[What is expected]: Repeat every record exactly as written, but leave out the pictures.

[Source material]:
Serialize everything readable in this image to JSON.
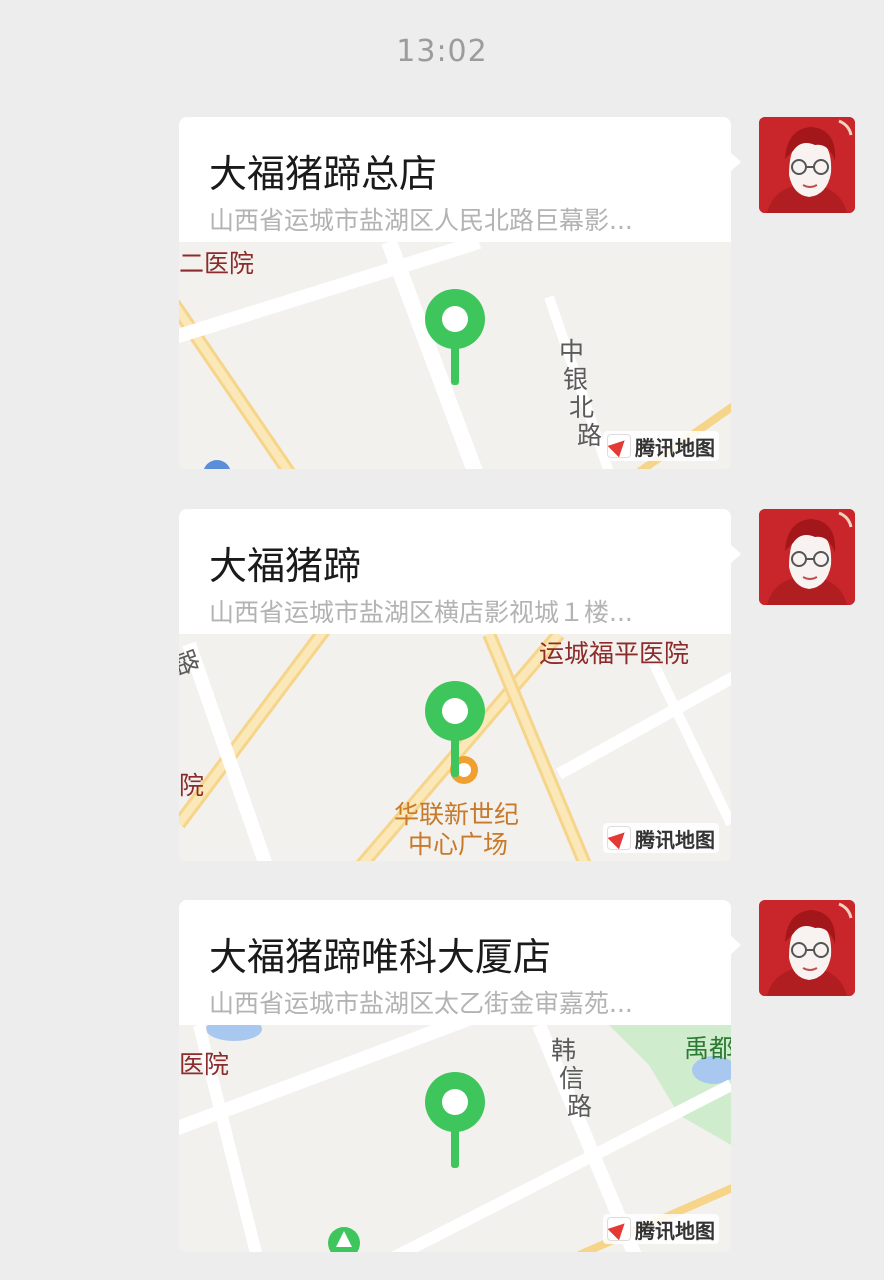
{
  "header": {
    "time": "13:02"
  },
  "messages": [
    {
      "title": "大福猪蹄总店",
      "address": "山西省运城市盐湖区人民北路巨幕影...",
      "map_labels": [
        "二医院",
        "中",
        "银",
        "北",
        "路"
      ],
      "attribution": "腾讯地图"
    },
    {
      "title": "大福猪蹄",
      "address": "山西省运城市盐湖区横店影视城１楼...",
      "map_labels": [
        "运城福平医院",
        "路",
        "院",
        "华联新世纪",
        "中心广场"
      ],
      "attribution": "腾讯地图"
    },
    {
      "title": "大福猪蹄唯科大厦店",
      "address": "山西省运城市盐湖区太乙街金审嘉苑...",
      "map_labels": [
        "医院",
        "禹都",
        "韩",
        "信",
        "路"
      ],
      "attribution": "腾讯地图"
    }
  ],
  "colors": {
    "background": "#ededed",
    "bubble": "#ffffff",
    "pin": "#3ec65c",
    "avatar": "#c8262b"
  },
  "icons": [
    "location-pin-icon",
    "compass-icon",
    "avatar"
  ]
}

[Solution for this task]:
Serialize everything readable in this image to JSON.
{
  "header": {
    "time": "13:02"
  },
  "messages": [
    {
      "title": "大福猪蹄总店",
      "address": "山西省运城市盐湖区人民北路巨幕影...",
      "map_labels": [
        "二医院",
        "中",
        "银",
        "北",
        "路"
      ],
      "attribution": "腾讯地图"
    },
    {
      "title": "大福猪蹄",
      "address": "山西省运城市盐湖区横店影视城１楼...",
      "map_labels": [
        "运城福平医院",
        "路",
        "院",
        "华联新世纪",
        "中心广场"
      ],
      "attribution": "腾讯地图"
    },
    {
      "title": "大福猪蹄唯科大厦店",
      "address": "山西省运城市盐湖区太乙街金审嘉苑...",
      "map_labels": [
        "医院",
        "禹都",
        "韩",
        "信",
        "路"
      ],
      "attribution": "腾讯地图"
    }
  ],
  "colors": {
    "background": "#ededed",
    "bubble": "#ffffff",
    "pin": "#3ec65c",
    "avatar": "#c8262b"
  },
  "icons": [
    "location-pin-icon",
    "compass-icon",
    "avatar"
  ]
}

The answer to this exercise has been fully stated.